Exercise — Images do not belong in the copy. Set down all the entries exactly.

[Data for processing Boundary: Start]

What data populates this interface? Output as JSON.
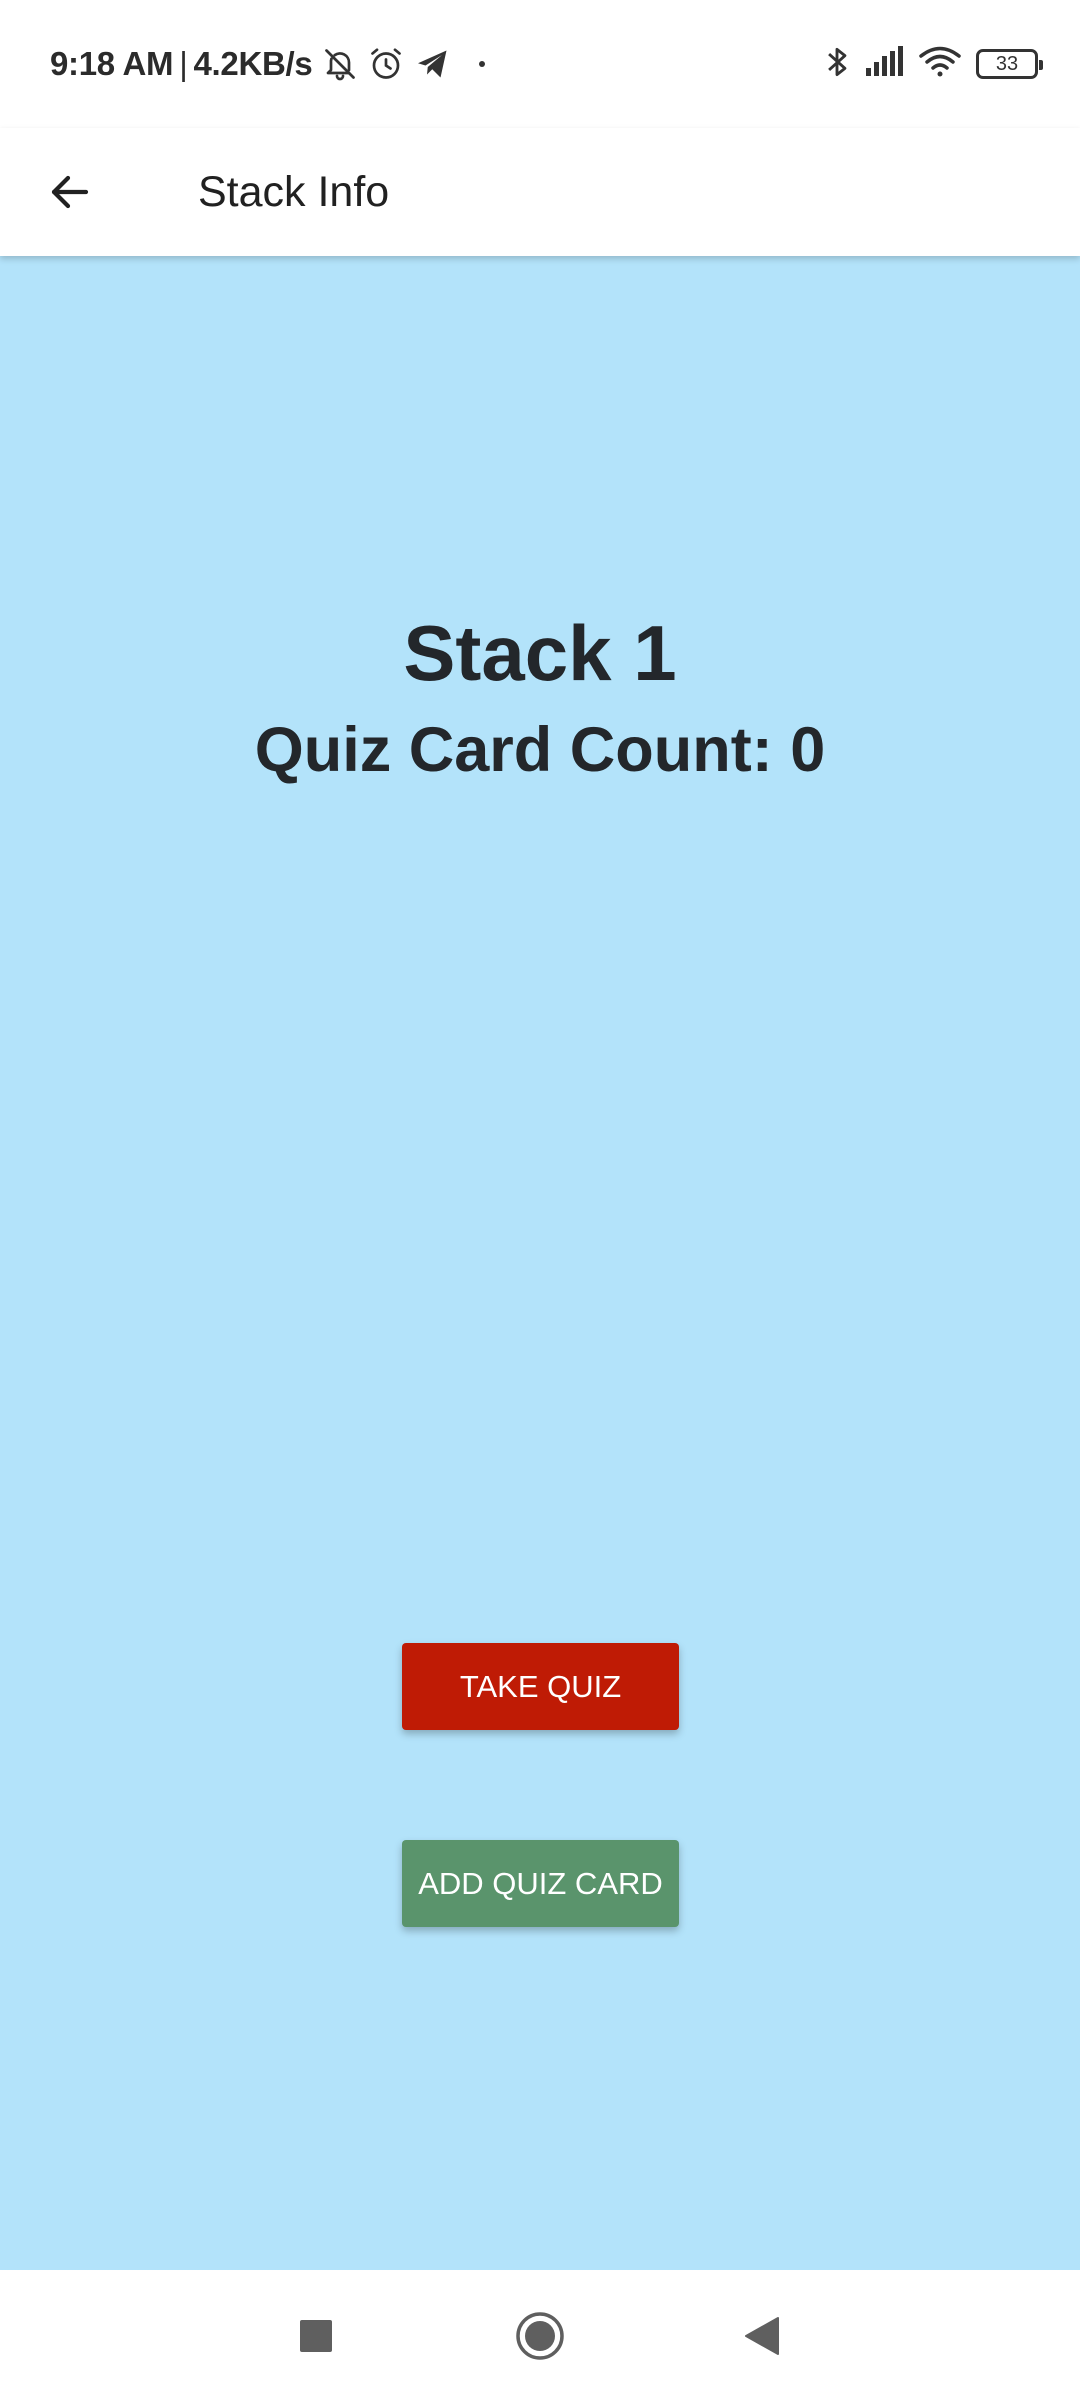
{
  "status_bar": {
    "time": "9:18 AM",
    "separator": "|",
    "speed": "4.2KB/s",
    "battery": "33",
    "icons": [
      "bell-off-icon",
      "alarm-icon",
      "telegram-icon",
      "dot-icon",
      "bluetooth-icon",
      "signal-icon",
      "wifi-icon",
      "battery-icon"
    ]
  },
  "app_bar": {
    "title": "Stack Info",
    "back_icon": "arrow-back-icon"
  },
  "main": {
    "stack_name": "Stack 1",
    "card_count": "Quiz Card Count: 0",
    "take_quiz_label": "TAKE QUIZ",
    "add_card_label": "ADD QUIZ CARD"
  },
  "nav_bar": {
    "icons": [
      "recents-square-icon",
      "home-circle-icon",
      "back-triangle-icon"
    ]
  },
  "colors": {
    "background": "#b3e3fa",
    "take_quiz": "#bf1b05",
    "add_card": "#5a946c",
    "text": "#23272b"
  }
}
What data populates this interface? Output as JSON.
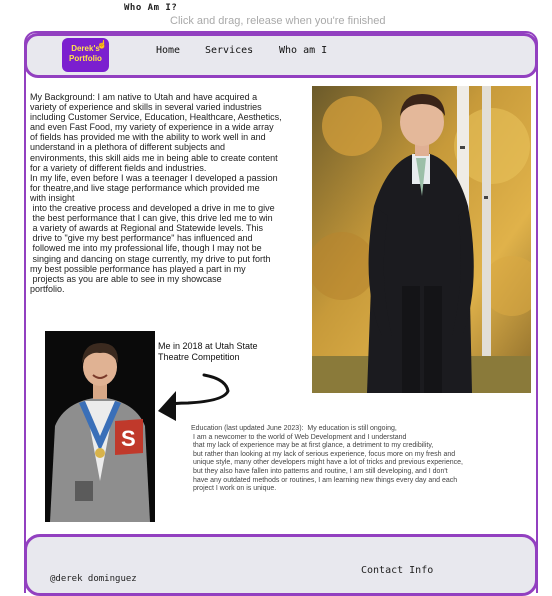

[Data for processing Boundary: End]

Solution —
What data populates this interface? Output as JSON.
{
  "status_bar": {
    "time": "9:18 AM",
    "separator": "|",
    "speed": "4.2KB/s",
    "battery": "33",
    "icons": [
      "bell-off-icon",
      "alarm-icon",
      "telegram-icon",
      "dot-icon",
      "bluetooth-icon",
      "signal-icon",
      "wifi-icon",
      "battery-icon"
    ]
  },
  "app_bar": {
    "title": "Stack Info",
    "back_icon": "arrow-back-icon"
  },
  "main": {
    "stack_name": "Stack 1",
    "card_count": "Quiz Card Count: 0",
    "take_quiz_label": "TAKE QUIZ",
    "add_card_label": "ADD QUIZ CARD"
  },
  "nav_bar": {
    "icons": [
      "recents-square-icon",
      "home-circle-icon",
      "back-triangle-icon"
    ]
  },
  "colors": {
    "background": "#b3e3fa",
    "take_quiz": "#bf1b05",
    "add_card": "#5a946c",
    "text": "#23272b"
  }
}
What data populates this interface? Output as JSON.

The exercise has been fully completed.